§ **EXERCISE DESCRIPTION**: From the data that follows, report the number of lines including "Bounphay", and only that number.

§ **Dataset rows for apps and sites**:
***
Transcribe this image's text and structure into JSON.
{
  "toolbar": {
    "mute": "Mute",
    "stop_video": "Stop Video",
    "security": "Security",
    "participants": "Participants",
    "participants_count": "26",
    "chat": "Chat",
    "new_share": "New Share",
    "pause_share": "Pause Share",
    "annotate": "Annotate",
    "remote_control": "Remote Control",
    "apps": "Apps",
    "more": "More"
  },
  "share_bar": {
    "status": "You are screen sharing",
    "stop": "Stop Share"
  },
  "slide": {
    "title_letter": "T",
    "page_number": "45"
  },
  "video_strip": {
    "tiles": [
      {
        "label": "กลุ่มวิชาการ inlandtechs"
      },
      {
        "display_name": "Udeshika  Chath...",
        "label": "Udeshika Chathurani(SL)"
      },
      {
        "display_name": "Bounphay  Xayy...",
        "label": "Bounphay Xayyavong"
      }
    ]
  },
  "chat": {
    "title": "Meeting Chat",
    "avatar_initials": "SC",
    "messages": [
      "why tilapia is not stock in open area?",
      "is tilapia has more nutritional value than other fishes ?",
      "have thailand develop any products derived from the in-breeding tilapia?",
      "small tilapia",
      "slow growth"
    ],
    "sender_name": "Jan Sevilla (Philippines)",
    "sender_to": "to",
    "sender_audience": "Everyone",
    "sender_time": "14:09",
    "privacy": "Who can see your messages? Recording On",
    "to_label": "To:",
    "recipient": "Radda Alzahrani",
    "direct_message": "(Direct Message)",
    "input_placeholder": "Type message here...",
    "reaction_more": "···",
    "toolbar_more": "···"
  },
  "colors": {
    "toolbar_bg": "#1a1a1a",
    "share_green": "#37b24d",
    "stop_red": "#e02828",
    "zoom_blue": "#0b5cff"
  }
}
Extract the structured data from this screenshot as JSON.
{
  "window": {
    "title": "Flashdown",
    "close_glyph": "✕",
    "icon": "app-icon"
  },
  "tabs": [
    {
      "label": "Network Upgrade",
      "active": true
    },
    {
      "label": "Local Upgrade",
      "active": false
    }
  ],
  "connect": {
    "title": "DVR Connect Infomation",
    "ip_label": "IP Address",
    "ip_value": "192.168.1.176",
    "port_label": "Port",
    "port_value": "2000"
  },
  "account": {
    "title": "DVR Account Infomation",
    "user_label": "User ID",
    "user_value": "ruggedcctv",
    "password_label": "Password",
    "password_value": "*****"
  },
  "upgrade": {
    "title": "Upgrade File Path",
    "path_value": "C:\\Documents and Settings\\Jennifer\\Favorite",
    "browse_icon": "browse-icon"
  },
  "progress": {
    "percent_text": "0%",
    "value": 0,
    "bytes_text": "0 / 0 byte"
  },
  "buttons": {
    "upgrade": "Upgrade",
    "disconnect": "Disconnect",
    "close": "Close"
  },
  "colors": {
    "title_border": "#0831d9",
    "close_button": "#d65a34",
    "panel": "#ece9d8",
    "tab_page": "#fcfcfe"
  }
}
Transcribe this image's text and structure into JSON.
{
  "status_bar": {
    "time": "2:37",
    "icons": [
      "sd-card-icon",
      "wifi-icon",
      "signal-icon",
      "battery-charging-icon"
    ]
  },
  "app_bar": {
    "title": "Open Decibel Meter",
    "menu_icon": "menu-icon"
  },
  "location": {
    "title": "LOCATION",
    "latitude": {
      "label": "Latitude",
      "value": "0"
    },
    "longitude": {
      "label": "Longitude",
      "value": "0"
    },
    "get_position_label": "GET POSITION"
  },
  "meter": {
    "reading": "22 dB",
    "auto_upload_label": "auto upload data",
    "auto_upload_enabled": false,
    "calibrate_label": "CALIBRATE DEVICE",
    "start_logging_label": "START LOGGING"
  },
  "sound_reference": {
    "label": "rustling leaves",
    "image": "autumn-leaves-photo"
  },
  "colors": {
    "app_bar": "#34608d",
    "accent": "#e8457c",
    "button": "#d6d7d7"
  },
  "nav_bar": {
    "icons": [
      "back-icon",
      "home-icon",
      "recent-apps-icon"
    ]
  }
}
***
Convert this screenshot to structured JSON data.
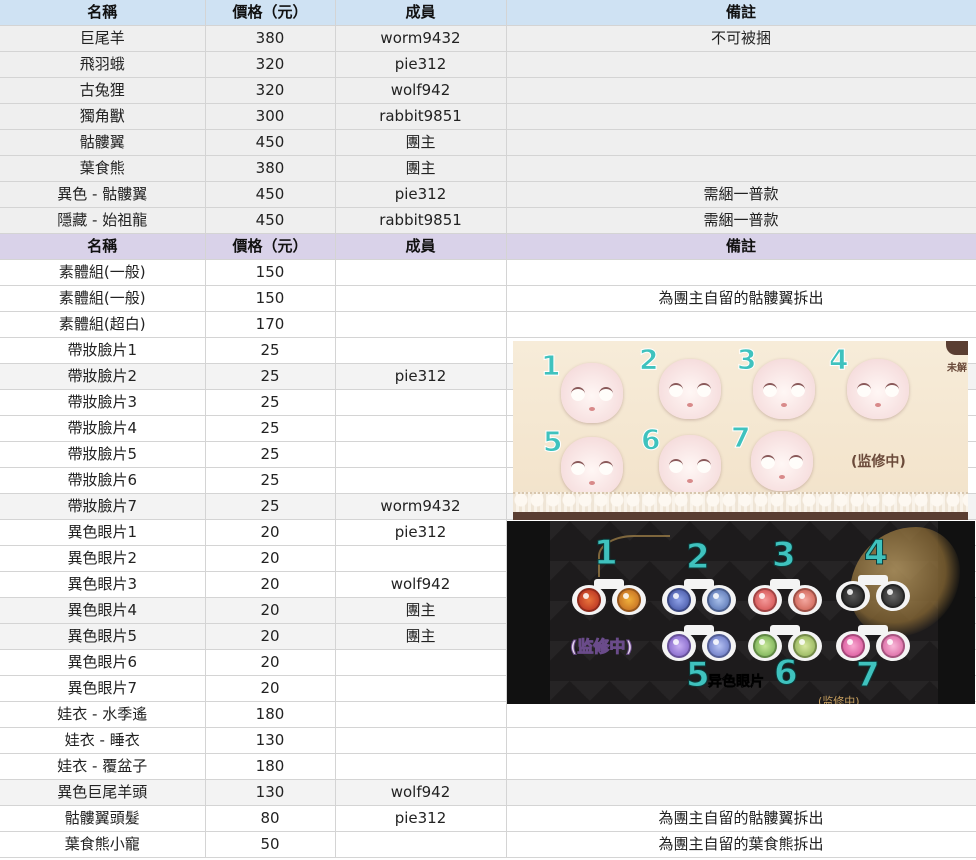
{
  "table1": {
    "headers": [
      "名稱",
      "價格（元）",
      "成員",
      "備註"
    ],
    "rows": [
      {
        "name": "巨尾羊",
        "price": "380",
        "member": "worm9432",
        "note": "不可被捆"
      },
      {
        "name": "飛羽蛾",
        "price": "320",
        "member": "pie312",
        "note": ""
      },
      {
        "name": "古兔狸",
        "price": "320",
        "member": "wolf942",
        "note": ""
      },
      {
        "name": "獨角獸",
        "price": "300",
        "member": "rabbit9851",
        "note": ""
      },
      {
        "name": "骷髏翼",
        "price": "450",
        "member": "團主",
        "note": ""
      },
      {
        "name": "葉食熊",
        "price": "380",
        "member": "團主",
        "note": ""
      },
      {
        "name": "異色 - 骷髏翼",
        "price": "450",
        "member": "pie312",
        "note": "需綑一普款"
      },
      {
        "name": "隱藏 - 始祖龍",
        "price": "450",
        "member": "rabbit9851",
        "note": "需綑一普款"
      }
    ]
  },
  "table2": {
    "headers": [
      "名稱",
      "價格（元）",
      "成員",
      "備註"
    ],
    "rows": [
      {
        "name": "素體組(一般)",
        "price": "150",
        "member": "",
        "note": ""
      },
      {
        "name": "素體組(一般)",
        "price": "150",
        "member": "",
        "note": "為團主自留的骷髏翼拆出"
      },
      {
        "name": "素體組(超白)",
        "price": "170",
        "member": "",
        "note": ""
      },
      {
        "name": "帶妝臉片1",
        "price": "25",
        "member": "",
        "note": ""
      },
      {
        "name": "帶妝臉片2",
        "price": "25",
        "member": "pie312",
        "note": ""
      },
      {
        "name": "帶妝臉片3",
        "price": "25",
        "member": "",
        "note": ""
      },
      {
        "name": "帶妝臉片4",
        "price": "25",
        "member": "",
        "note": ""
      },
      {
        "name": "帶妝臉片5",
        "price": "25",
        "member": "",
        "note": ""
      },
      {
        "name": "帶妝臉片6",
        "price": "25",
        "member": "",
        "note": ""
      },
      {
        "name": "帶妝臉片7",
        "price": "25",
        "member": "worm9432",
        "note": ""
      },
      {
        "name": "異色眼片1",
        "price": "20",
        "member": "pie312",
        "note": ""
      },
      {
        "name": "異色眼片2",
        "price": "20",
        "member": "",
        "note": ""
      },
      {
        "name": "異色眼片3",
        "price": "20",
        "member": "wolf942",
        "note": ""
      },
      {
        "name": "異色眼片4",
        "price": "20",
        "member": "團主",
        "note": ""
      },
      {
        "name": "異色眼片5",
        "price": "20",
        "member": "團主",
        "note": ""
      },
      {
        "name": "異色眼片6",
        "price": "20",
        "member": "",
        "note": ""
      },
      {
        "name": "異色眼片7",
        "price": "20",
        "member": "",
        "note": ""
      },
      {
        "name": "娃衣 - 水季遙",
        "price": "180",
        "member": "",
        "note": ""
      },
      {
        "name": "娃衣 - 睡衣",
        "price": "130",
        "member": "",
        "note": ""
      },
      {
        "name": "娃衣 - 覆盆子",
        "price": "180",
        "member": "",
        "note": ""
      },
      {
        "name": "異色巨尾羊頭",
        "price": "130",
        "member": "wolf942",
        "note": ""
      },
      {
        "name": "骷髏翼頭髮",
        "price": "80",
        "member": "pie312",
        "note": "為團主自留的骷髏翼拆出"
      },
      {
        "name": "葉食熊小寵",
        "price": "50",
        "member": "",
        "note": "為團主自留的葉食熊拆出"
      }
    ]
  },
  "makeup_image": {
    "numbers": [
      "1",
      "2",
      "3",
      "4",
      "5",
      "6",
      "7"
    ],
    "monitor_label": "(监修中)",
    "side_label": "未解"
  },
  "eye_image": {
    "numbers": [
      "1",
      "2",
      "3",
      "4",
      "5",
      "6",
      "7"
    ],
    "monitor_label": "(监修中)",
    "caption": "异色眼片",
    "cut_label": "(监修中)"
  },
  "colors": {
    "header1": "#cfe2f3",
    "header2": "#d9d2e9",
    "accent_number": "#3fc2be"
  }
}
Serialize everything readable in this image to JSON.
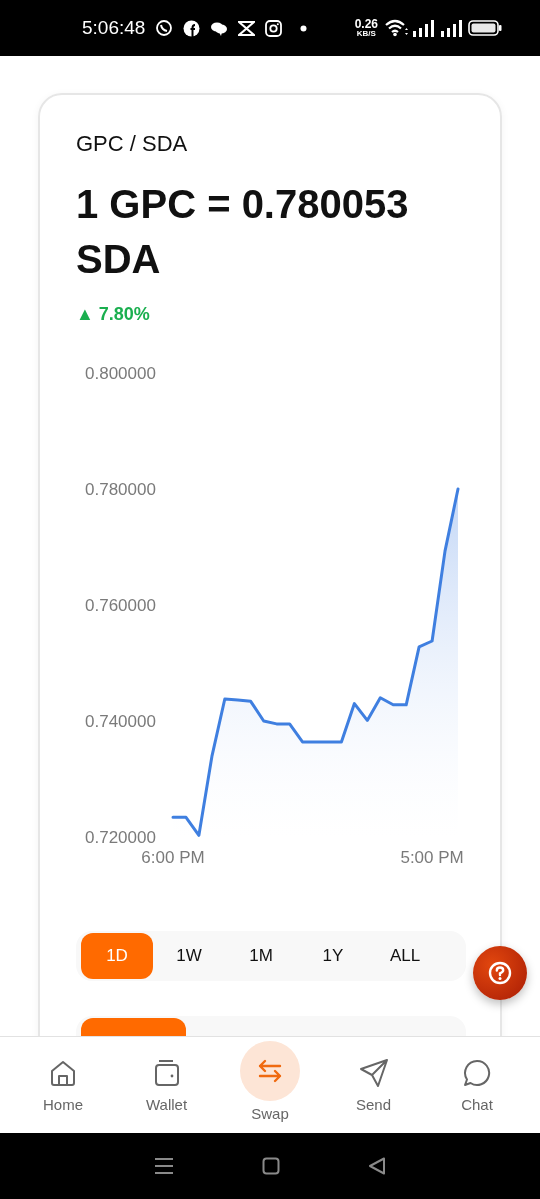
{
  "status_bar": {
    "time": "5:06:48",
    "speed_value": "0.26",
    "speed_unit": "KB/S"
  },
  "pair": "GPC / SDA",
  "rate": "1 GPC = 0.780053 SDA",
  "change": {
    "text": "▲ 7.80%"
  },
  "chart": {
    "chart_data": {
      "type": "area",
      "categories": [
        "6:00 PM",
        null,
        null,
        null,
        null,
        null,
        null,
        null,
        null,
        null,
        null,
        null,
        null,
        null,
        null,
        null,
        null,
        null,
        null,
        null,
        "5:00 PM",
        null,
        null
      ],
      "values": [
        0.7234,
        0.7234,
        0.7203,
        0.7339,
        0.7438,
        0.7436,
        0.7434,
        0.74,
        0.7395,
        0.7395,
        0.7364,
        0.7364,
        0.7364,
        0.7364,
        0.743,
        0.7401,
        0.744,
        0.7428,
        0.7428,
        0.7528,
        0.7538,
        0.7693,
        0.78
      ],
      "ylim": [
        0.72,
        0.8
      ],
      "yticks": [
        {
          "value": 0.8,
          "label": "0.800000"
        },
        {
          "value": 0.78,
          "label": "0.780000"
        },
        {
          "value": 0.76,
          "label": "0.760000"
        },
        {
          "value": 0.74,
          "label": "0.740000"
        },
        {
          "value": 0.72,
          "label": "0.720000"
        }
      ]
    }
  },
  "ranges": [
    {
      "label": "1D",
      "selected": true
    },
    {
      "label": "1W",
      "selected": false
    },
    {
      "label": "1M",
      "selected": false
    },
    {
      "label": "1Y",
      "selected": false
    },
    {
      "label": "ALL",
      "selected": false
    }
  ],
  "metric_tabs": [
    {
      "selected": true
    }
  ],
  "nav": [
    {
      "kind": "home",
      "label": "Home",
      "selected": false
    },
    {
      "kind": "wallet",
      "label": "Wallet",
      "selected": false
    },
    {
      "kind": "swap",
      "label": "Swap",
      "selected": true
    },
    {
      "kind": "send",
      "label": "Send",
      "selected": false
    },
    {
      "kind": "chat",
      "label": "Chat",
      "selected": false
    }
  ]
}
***
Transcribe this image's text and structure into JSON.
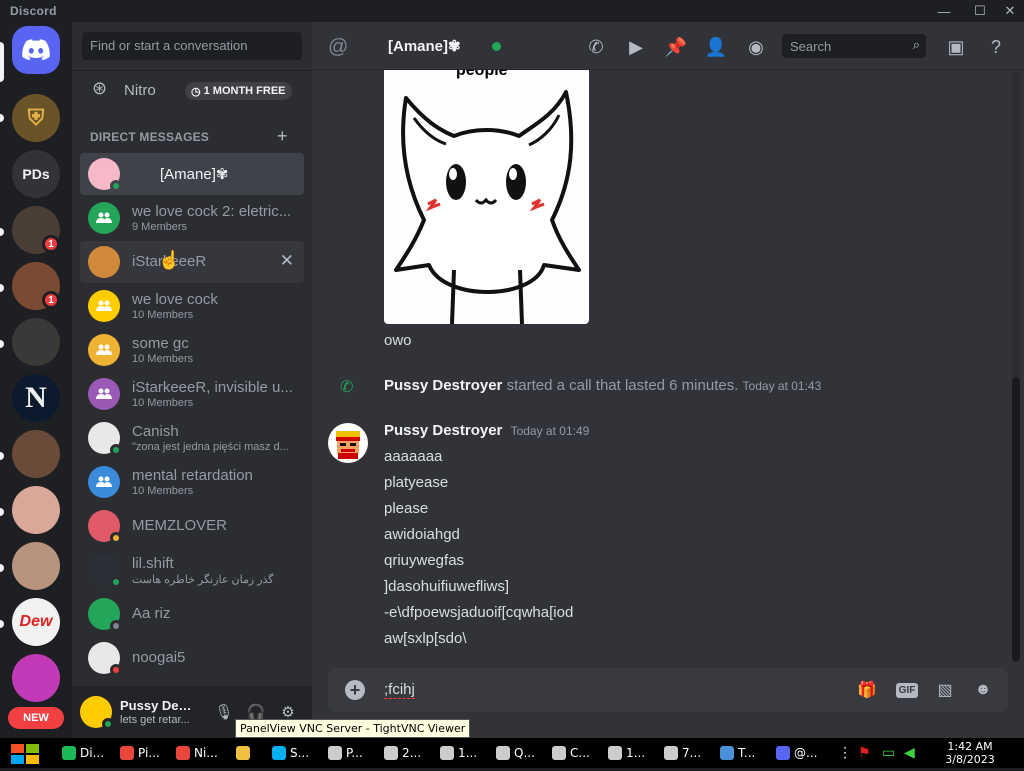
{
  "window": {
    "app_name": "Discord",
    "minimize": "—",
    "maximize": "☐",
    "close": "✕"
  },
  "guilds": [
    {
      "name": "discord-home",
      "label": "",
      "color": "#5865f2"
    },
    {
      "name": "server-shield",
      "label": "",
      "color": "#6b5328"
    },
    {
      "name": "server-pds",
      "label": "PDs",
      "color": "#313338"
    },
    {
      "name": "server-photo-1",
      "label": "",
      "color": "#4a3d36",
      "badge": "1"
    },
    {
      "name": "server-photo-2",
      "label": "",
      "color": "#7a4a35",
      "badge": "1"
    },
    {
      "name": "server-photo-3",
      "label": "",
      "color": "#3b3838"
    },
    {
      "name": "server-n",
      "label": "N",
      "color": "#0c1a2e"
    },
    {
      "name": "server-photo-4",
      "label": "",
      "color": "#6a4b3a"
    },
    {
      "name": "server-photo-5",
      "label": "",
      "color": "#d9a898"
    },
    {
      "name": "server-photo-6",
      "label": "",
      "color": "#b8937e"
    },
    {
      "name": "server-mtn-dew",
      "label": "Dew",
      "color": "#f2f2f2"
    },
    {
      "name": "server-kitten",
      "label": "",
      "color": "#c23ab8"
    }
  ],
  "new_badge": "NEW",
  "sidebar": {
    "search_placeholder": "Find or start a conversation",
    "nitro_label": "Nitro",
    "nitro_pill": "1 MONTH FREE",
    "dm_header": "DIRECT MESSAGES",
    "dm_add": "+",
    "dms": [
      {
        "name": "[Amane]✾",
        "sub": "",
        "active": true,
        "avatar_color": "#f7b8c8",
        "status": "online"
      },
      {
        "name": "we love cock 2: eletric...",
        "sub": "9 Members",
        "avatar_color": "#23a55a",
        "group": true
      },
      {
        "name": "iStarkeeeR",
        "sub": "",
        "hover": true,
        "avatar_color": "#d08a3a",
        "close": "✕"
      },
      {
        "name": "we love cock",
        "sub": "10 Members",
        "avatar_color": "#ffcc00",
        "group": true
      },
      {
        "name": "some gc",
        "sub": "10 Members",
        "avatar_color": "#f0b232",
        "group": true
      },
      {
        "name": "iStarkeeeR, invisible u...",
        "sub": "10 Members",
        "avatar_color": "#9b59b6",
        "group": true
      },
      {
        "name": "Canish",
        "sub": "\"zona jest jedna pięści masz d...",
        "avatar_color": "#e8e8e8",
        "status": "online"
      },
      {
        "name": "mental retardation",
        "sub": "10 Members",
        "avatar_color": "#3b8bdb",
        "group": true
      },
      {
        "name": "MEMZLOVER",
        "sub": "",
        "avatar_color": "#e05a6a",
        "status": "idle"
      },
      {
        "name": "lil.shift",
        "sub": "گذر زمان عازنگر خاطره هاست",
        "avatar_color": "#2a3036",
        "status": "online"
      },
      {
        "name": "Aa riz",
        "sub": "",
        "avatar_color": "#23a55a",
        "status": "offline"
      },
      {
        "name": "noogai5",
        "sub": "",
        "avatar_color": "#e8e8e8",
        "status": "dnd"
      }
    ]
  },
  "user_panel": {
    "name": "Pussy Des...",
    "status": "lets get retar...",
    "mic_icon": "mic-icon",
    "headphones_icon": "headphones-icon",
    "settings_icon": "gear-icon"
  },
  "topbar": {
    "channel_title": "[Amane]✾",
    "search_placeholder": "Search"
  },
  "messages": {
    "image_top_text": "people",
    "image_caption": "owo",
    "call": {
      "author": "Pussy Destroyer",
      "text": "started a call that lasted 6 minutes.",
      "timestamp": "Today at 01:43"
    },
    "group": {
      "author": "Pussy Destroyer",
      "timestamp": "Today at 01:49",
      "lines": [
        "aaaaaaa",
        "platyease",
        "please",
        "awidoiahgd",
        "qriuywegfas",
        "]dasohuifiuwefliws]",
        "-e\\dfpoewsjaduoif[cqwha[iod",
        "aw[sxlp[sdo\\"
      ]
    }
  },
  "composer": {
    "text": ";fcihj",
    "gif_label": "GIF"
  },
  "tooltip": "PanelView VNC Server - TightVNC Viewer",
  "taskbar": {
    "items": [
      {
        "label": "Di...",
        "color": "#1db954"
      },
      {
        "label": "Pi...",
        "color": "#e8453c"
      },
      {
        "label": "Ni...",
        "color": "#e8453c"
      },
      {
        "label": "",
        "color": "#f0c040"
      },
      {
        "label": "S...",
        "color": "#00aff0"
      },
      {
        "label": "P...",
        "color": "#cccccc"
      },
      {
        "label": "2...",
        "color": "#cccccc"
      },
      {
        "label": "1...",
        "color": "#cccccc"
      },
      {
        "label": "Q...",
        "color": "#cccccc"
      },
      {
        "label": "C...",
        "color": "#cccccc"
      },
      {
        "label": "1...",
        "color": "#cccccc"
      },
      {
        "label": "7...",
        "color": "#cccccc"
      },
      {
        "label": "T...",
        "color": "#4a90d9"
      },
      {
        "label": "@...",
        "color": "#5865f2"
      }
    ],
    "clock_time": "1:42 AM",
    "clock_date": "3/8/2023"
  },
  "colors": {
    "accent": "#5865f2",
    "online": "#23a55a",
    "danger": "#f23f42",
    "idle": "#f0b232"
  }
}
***
§ **EXERCISE RESPONSE**: 2